Viewed April 30th
A series of absurd disappearances tie the social classes inhabiting a quaint French seaside town together.

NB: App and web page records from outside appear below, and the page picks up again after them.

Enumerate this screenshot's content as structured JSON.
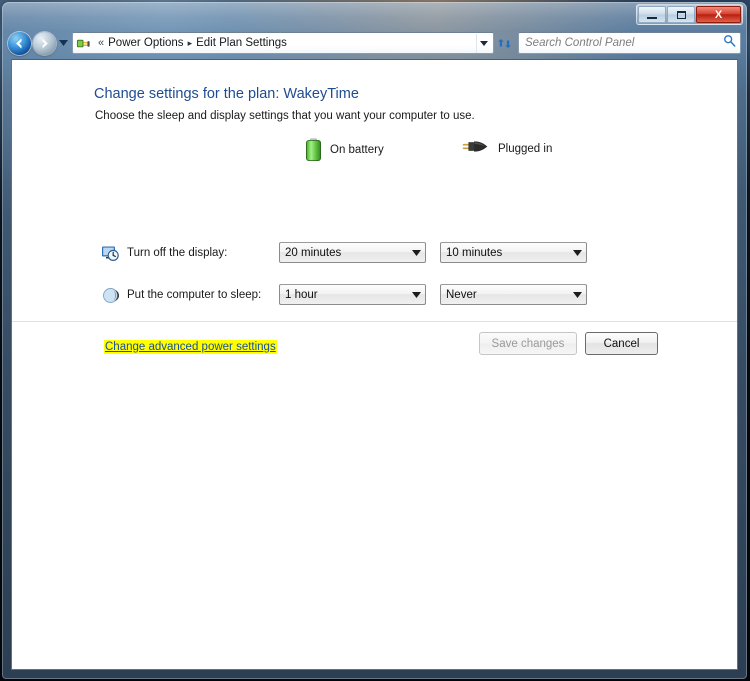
{
  "window": {
    "caption_buttons": {
      "minimize_label": "Minimize",
      "maximize_label": "Maximize",
      "close_label": "X"
    }
  },
  "navbar": {
    "back_icon": "back-arrow-icon",
    "forward_icon": "forward-arrow-icon",
    "history_dropdown_icon": "chevron-down-icon",
    "breadcrumb_icon": "power-plug-icon",
    "breadcrumb_overflow": "«",
    "breadcrumb": [
      {
        "label": "Power Options"
      },
      {
        "label": "Edit Plan Settings"
      }
    ],
    "separator": "▸",
    "address_dropdown_icon": "chevron-down-icon",
    "refresh_icon": "refresh-icon",
    "search": {
      "placeholder": "Search Control Panel",
      "value": "",
      "icon": "search-icon"
    }
  },
  "page": {
    "title": "Change settings for the plan: WakeyTime",
    "subtitle": "Choose the sleep and display settings that you want your computer to use.",
    "columns": [
      {
        "id": "battery",
        "label": "On battery",
        "icon": "battery-icon"
      },
      {
        "id": "plugged",
        "label": "Plugged in",
        "icon": "power-plug-icon"
      }
    ],
    "rows": [
      {
        "id": "display",
        "icon": "monitor-clock-icon",
        "label": "Turn off the display:",
        "battery_value": "20 minutes",
        "plugged_value": "10 minutes"
      },
      {
        "id": "sleep",
        "icon": "moon-icon",
        "label": "Put the computer to sleep:",
        "battery_value": "1 hour",
        "plugged_value": "Never"
      }
    ],
    "advanced_link": "Change advanced power settings",
    "buttons": {
      "save": "Save changes",
      "cancel": "Cancel"
    }
  },
  "colors": {
    "link_blue": "#1b4f9c",
    "title_blue": "#1e4c91",
    "highlight_yellow": "#ffff00",
    "battery_green": "#6fd34f",
    "close_red": "#d8442f"
  }
}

In Bruno Dumont's latest film, he continues his drift away from the harsh realism of Life of Jesus and Twenty-Nine Palms. Slack Bay is a violent, cartoon-like satire featuring a wide variety of flavors--everything from Jean Renoir, to Wes Anderson, to Francois Ozon, to Guy Maddin, to Tintin, to Jacques Tati, to Laurel and Hardy, to the Swedish film A Pigeon Sat on a Branch Contemplating Existence, to Jeunet & Caro, to Julia Ducournau's recent cannibalism film Raw. Unfortunately, these different flavors never congeal into one satisfying world. There are a million good ideas and a genius (almost sadistically painful) approach to presenting the human body, but it never feels like it should all go together. Which is a shame, because if you can't be absorbed into a film's world you can't absorb its world view. And there is something interesting here about the body and class.